[Data records for software interfaces]
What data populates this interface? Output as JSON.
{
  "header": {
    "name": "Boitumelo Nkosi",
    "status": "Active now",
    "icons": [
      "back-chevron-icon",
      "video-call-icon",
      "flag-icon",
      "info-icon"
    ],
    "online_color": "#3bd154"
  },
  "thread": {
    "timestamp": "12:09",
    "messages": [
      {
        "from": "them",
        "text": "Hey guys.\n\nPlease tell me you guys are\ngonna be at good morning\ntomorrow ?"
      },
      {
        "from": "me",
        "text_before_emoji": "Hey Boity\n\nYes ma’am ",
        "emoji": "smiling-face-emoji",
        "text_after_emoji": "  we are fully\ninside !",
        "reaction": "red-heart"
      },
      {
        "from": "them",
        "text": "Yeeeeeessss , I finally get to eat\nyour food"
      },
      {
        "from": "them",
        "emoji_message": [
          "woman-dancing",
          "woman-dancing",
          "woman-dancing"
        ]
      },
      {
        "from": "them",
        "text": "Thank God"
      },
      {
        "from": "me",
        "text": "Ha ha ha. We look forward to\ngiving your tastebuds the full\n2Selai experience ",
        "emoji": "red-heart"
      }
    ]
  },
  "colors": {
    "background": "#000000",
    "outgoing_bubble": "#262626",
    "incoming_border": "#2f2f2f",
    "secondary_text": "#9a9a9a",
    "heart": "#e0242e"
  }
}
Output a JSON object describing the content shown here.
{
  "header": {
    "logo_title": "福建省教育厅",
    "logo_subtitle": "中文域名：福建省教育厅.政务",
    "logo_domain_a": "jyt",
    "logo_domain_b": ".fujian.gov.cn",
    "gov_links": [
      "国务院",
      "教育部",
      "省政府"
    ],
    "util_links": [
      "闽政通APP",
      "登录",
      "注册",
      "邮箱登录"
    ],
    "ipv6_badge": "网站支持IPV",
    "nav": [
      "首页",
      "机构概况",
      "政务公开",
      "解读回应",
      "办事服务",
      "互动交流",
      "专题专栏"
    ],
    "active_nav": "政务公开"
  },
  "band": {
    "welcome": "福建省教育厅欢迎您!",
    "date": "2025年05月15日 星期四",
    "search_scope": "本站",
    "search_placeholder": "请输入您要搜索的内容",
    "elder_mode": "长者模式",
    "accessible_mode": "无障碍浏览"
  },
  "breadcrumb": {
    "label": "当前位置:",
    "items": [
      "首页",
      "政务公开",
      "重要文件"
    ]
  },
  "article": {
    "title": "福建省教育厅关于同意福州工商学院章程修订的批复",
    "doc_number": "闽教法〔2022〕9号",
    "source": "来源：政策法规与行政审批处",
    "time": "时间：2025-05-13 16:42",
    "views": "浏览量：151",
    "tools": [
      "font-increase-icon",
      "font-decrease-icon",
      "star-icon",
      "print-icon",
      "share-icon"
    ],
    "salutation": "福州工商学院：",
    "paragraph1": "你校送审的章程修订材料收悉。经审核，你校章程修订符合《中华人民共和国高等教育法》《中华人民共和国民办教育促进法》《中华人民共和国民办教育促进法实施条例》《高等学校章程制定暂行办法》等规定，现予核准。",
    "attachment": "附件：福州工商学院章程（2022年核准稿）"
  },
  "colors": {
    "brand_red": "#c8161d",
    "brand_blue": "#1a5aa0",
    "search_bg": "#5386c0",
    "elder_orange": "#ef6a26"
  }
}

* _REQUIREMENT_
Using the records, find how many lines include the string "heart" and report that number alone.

* _TASK ANSWER_
3